- Aliens carry flashlights at all times. They may turn them off and on and direct them as they wish and may conceal them on their bodies. Humans carry no special equipment.
- When an Alien touches a Human, the Human becomes an Alien, and the Alien becomes a Human. The new Alien immediately takes the old Alien’s flashlight. For the next 10 seconds the new Alien must remain in place and may not touch any Humans, including the new Human. The new Human is immediately vulnerable to touches from the other Alien(s). After the 10 seconds have elapsed, the new Alien can begin hunting Humans (including the Human just created). To summarize: at this point the new Human probably needs to start running.
- Humans have no power over Aliens. An Alien only turns a Human into an Alien at the Alien’s discretion, i.e., a Human cannot run up and touch an Alien to become an Alien. Humans can run and Humans can hide. That’s it.
- Any player may lock or unlock any entrance they come to, except for one entrance to the house designated at the start of the game which must remain unlocked at all times.
- Humans may only hide for short periods of time in order to rest. Extended hiding is not allowed. Humans have to stay on the move. Aliens can do whatever they want.
- Humans may not congregate in packs for extended periods of time. Solitary wandering is the fate of the poor Human. Aliens can do whatever they want.
- Humans may only talk to other Humans in whispers. And Aliens may only talk to Aliens in whispers. Aliens and Humans do not talk with each other.
Ok, so you’ve got your friends together on a moonless night in a rented house and you’ve got two flashlights. Let’s play Aliens. Turn all the lights off in the house, unlock all the entrances and pick one entrance, probably on the ground floor, that is to remain unlocked during the game. Pick two people to start as the Aliens and have the Humans scatter.
The goal of a Human is to remain a Human for as long as possible. This means staying quiet and out of sight of the Aliens, but almost always on the move, occasionally joining other Humans to confer (in whispers) about the locations of the Aliens. Or just stay one step ahead of another Human who gets caught.
The secondary goal of an Alien is to tag a Human, thereby becoming a Human. The primary goal of an Alien is to scare the living freaking beejeezus out of as many Humans as you can. Be creative. Remember, you have a flashlight, but you don’t have to use it. You can even stick it in your back pocket and pretend to be a Human. For a while. And the Aliens can work together.

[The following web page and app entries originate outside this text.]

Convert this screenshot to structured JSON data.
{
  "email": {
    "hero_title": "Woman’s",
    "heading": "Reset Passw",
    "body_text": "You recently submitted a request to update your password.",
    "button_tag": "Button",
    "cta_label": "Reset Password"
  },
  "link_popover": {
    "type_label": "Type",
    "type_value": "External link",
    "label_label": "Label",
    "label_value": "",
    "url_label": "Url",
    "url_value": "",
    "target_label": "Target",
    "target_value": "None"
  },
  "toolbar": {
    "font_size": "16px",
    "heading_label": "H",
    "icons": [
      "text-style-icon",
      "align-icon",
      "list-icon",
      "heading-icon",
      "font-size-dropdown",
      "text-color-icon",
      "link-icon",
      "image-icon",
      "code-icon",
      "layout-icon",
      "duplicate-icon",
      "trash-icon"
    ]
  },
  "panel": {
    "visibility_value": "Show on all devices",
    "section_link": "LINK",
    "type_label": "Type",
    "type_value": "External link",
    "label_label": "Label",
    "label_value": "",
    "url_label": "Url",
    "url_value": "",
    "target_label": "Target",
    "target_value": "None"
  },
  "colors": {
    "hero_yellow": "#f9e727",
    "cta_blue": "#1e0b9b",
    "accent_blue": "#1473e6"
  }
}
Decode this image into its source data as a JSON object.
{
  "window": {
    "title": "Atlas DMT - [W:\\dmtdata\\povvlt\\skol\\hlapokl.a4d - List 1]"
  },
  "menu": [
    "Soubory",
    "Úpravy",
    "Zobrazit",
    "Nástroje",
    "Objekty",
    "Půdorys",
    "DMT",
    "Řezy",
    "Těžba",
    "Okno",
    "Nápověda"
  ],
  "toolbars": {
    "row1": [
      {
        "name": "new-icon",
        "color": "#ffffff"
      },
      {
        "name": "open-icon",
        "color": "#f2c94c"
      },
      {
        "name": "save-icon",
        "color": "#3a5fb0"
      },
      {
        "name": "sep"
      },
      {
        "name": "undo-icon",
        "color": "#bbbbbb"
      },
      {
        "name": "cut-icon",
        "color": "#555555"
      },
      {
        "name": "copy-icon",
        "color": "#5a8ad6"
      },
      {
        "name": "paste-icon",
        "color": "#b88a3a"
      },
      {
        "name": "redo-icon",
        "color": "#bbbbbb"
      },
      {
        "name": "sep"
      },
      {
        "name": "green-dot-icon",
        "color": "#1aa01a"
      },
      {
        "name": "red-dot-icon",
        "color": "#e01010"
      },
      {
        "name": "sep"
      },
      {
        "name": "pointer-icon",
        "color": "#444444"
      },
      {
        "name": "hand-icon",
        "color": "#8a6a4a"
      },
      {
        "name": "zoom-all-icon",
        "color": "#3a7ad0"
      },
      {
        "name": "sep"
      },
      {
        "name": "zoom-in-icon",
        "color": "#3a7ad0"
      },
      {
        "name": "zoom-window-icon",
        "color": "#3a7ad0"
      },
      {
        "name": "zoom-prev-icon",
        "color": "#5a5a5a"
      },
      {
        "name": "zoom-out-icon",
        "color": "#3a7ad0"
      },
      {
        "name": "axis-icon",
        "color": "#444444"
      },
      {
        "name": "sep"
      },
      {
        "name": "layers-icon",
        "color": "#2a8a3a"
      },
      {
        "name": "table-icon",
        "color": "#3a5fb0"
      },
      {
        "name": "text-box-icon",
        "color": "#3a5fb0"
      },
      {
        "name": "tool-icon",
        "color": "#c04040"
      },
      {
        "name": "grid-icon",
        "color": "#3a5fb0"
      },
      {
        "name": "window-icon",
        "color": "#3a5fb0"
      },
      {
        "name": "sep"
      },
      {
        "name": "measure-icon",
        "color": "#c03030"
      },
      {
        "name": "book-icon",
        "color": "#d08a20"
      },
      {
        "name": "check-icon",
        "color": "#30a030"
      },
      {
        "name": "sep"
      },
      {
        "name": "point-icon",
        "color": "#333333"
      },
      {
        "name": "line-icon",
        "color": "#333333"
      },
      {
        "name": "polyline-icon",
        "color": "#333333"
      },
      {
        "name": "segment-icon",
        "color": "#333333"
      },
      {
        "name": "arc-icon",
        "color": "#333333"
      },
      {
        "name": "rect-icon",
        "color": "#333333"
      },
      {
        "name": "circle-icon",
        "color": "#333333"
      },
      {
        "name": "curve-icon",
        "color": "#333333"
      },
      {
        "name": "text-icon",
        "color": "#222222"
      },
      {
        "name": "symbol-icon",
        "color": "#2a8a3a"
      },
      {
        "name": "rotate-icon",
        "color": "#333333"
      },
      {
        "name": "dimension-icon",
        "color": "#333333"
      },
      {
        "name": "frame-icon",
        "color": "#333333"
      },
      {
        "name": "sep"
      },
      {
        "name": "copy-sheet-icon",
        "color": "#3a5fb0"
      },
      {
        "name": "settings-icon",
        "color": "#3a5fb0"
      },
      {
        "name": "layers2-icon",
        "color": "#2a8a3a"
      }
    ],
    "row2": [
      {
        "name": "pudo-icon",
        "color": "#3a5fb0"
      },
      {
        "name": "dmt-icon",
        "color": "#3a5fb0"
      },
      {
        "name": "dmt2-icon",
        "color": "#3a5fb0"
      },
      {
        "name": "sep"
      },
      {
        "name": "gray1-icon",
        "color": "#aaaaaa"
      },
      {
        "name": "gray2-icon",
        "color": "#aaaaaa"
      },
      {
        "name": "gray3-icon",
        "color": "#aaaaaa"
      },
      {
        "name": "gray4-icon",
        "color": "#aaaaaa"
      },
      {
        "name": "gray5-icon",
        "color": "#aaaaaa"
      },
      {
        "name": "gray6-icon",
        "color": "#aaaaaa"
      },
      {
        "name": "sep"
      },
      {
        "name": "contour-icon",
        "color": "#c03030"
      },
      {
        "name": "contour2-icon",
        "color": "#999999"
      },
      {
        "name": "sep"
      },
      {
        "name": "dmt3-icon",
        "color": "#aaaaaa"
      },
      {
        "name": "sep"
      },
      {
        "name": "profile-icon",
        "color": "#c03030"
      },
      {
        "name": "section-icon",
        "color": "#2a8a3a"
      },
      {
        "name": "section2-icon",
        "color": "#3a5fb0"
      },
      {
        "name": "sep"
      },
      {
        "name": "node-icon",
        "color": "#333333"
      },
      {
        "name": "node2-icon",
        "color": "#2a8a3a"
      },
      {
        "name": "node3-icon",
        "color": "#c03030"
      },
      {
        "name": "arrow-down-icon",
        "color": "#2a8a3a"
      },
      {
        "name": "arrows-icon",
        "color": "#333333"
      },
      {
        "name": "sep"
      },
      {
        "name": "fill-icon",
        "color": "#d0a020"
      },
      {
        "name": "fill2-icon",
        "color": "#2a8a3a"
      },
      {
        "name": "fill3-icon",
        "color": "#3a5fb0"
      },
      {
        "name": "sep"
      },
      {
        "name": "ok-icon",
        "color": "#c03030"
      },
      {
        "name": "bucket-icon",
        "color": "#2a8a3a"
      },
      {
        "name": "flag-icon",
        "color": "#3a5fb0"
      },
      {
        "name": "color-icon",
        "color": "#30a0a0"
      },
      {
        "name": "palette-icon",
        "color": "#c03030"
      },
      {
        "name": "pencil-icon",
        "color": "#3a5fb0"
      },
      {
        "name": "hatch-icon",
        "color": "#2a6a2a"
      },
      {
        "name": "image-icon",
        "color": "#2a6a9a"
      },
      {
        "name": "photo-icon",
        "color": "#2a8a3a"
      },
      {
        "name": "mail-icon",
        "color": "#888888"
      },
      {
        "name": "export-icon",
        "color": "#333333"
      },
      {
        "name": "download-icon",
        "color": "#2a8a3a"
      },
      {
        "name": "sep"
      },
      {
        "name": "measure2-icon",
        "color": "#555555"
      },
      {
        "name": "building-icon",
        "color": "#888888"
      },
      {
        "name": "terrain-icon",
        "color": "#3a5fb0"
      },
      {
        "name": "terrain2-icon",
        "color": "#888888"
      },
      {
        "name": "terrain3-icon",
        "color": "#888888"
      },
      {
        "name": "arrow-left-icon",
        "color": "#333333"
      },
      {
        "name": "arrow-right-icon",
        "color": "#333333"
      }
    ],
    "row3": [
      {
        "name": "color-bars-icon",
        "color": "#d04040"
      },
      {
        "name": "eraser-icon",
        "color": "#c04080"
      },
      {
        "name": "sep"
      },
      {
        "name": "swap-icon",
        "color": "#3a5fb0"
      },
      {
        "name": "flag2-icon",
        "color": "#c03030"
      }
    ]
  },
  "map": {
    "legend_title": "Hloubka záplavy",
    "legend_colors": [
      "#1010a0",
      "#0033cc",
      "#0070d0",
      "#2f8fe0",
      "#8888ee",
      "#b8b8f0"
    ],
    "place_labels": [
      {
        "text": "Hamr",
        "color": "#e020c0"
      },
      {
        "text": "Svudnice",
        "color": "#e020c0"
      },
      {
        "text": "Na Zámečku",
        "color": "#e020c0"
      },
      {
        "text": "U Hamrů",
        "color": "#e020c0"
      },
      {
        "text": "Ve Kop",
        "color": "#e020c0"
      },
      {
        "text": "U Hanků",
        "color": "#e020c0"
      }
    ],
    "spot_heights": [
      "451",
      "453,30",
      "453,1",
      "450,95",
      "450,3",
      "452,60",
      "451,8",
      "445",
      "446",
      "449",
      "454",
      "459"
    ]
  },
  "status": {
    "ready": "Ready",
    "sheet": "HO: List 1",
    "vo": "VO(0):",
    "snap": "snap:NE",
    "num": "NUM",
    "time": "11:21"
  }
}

The game of Aliens is over when everyone is completely exhausted or someone is seriously injured. The winners are the players not seriously injured. No, I mean everyone wins because everyone has fun. Or something.
There is a pretty obvious variation where Aliens remain Aliens after a touch, and the number of Humans dwindles until there is only one left (presumably the winner). But we never actually played this variation. Really, the point of the game is to scare each other, not to produce a winner. Having lots of short games would dispel the atmosphere. And seriously, the game can be really, really scary. Playing it is totally different from reading about it. So give it a try, and have fun. And if you do end up playing, drop me a line and let me know how it went.
Another book on design, but this one emphasizes the actual practice of design and how to make it better. The first two-thirds or so is just excellent. Brooks’s contention is that the best designs always come from either a single designer or (at most) two designers working very closely together. The reason is that the quality most important to a great design is conceptual integrity, an attribute that “design by committee” can never achieve. But design reviews are best done by multitudes, bringing many different perspectives to bear.
The last third of the book is a compendium of case studies. A few, like the design of IBM’s S/360 mainframe computer, are interesting to a computer geek like myself for their historical value. But others, like the design of the Brooks family beach house, are quite frankly boring. But no matter, the good parts are well worth the price.